For example, on coin-operated music/amusement devices the fee would have been raised from $75 to $112.50; on vending machines that require a coin or other thing of value (such as a bill of some denomination), the fee would have been increased from $75 to $100. For a coin-operated bulk vending device that dispenses one or more products through six or more distribution mechanisms, the decal fee would have been increased from $15 to $22.50.
House Bill 2359 would have generated an extra $1.28 million for the state treasury, the Oklahoma Tax Commission calculated.
Among the legislators debating against the proposal was Democrat Rep. Forrest Bennett, a first-term lawmaker whose district includes midtown, downtown, and southside Oklahoma City.
He told his colleagues that he received an email from a constituent who is in one of Oklahoma’s seven veterans’ centers, asking him to refrain from raising the fees on vending machines.
Although the state’s vending machine fees aren’t imposed directly on the users, they typically get “passed on” to the consumer, Bennett noted.

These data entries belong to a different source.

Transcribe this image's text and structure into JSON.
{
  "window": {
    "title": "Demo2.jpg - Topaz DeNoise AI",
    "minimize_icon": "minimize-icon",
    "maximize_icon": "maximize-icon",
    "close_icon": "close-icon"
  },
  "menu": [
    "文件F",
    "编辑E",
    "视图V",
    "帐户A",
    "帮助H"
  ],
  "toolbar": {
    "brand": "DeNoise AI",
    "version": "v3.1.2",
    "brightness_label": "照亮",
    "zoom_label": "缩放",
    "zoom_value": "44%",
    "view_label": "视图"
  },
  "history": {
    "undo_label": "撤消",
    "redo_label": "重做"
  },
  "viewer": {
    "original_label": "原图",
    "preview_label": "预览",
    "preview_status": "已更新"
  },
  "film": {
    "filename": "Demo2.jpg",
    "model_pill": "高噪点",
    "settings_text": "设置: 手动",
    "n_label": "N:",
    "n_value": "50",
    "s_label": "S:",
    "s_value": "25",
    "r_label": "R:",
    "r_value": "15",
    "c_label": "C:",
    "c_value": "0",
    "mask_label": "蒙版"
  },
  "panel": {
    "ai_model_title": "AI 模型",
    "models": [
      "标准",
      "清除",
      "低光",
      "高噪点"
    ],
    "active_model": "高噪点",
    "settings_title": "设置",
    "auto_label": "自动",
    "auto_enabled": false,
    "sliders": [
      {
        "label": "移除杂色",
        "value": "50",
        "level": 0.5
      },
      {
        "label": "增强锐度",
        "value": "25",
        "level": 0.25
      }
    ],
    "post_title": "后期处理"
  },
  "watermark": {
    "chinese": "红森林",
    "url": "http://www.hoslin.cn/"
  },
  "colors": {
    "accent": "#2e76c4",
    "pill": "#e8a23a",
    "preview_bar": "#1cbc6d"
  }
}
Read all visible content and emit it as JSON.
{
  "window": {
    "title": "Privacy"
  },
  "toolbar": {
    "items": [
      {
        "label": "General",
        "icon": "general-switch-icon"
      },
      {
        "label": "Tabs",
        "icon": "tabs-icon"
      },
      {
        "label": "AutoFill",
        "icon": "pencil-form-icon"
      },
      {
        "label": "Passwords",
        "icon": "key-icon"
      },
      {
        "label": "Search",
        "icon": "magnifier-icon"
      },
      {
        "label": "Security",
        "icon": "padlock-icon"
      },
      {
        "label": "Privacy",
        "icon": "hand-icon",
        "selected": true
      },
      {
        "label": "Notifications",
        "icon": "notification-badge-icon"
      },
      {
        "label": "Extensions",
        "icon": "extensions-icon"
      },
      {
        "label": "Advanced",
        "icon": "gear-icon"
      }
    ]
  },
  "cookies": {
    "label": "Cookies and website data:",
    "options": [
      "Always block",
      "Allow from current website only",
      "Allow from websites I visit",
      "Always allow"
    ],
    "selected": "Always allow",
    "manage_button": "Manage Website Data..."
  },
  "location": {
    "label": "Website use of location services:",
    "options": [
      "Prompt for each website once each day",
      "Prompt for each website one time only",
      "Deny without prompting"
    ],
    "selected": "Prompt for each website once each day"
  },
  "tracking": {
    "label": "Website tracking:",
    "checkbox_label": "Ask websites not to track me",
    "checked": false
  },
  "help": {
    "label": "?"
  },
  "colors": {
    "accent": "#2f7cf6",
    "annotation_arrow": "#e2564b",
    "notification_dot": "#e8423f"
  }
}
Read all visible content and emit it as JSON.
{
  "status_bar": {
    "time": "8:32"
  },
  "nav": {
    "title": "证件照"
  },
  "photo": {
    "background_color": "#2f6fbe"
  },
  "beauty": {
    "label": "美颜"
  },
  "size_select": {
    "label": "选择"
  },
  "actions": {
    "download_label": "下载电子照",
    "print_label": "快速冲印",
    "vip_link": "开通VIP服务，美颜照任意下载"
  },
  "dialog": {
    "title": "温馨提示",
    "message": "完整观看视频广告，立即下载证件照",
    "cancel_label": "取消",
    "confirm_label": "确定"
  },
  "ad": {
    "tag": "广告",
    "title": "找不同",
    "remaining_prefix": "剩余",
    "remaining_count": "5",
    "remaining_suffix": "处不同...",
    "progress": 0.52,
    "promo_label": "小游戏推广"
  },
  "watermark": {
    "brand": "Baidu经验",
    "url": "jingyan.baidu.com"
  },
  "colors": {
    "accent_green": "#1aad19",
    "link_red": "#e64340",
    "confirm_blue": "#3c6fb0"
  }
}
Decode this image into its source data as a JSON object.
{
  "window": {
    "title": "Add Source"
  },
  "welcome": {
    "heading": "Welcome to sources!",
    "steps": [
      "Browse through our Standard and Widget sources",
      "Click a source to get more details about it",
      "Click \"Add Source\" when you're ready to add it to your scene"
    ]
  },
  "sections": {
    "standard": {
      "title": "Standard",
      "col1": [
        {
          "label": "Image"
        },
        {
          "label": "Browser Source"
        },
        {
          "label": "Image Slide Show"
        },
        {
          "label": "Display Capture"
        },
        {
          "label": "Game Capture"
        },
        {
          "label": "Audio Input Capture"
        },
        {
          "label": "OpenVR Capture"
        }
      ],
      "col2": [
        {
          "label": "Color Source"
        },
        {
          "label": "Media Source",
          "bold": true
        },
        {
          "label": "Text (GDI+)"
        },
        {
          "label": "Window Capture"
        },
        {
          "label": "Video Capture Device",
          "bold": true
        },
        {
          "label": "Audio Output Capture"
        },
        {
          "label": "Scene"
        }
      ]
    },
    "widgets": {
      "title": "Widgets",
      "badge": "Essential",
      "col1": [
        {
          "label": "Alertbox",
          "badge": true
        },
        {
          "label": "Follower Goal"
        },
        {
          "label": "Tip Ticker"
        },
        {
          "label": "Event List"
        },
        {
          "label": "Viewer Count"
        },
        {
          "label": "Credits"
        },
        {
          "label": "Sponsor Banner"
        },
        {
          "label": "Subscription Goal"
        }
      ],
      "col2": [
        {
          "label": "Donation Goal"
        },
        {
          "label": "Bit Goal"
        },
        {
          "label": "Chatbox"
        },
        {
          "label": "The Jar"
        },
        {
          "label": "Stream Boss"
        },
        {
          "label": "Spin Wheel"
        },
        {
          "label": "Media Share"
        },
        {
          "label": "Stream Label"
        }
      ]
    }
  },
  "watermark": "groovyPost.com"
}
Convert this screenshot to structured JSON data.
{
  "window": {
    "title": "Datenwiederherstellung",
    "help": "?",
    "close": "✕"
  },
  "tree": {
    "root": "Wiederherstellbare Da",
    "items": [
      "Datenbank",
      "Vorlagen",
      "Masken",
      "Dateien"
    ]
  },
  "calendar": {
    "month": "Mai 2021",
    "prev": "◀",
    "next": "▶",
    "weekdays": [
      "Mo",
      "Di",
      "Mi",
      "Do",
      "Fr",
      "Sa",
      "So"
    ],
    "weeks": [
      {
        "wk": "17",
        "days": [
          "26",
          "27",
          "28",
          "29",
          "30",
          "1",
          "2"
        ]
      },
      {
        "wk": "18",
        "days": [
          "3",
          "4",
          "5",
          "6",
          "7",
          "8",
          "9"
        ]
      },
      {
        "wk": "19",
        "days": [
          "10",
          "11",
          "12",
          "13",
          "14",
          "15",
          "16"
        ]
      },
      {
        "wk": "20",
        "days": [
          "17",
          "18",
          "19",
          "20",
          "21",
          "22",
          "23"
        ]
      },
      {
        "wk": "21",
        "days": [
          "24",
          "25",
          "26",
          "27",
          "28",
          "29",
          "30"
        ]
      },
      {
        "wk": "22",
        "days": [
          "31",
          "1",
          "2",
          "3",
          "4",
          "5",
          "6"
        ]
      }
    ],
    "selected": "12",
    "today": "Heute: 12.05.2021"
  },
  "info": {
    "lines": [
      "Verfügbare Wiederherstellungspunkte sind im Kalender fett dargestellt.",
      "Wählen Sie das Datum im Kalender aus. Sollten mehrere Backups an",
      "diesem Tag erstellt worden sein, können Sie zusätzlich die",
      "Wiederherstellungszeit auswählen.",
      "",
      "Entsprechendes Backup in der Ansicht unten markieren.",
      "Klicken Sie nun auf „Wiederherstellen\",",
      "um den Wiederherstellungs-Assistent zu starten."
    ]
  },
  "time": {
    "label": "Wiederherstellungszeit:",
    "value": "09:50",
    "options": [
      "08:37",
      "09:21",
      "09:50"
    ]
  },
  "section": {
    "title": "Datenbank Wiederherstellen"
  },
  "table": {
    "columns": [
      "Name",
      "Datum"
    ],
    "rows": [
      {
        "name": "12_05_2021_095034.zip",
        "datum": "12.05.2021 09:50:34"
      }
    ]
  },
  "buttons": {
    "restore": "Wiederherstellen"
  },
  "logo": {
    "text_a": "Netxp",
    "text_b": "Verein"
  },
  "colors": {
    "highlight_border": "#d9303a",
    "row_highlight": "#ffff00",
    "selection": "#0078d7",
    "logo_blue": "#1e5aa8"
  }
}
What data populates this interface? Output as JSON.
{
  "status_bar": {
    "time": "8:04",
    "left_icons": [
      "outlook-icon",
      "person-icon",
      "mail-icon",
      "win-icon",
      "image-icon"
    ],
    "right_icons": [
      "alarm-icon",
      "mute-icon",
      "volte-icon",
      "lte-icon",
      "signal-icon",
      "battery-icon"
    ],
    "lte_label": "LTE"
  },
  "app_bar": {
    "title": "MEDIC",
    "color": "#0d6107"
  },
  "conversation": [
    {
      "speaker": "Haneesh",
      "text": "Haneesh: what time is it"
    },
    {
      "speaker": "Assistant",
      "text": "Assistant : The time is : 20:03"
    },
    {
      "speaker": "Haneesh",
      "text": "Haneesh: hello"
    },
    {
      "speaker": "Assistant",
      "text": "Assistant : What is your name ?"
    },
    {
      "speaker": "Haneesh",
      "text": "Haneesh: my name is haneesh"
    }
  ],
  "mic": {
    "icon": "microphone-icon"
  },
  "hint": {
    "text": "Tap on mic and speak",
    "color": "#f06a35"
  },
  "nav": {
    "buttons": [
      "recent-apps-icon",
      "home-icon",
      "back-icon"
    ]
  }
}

So his constituent “is asking us to not raise the cost of the Twinkies and the pretzels and the other things in the vending machines.”
Bennett rides the bus to the Capitol on most days when the Legislature is in session, and said that many of the people with whom he shares public transportation often rely on food dispensed from vending machines in the downtown transit center to “get some sustenance” for their bodies. “I watch them count their pennies to buy their bus passes and then see what’s left” so they can get something to eat from the vending machines.
HB 2359 is “going to hurt the people I see on a day-to-day basis,” Bennett asserted.
Also debating against the measure was Rep. Jason Murphey, R-Guthrie, who wrote recently about “the disastrous 2010 revenue grab” when the Legislature, faced with a huge budget deficit, “attempted to shake down” the vending machine industry by increasing the vending machine tax.
The governor and legislators wrote a budget anticipating that fees from vending machine would more than double: from $3.9 million to more than $8 million annually.
Instead, by 2011 the tax generated just $2.1 million, so the Legislature halved the vending machine fee. But it was too late. “To this day, this fee generates less revenue than it did in 2009 before the increase,” Murphey wrote.
HB 2359 barely passed the House Joint Committee on Appropriations and Budget, 12-11, and was trounced on the House floor Tuesday, 20-76.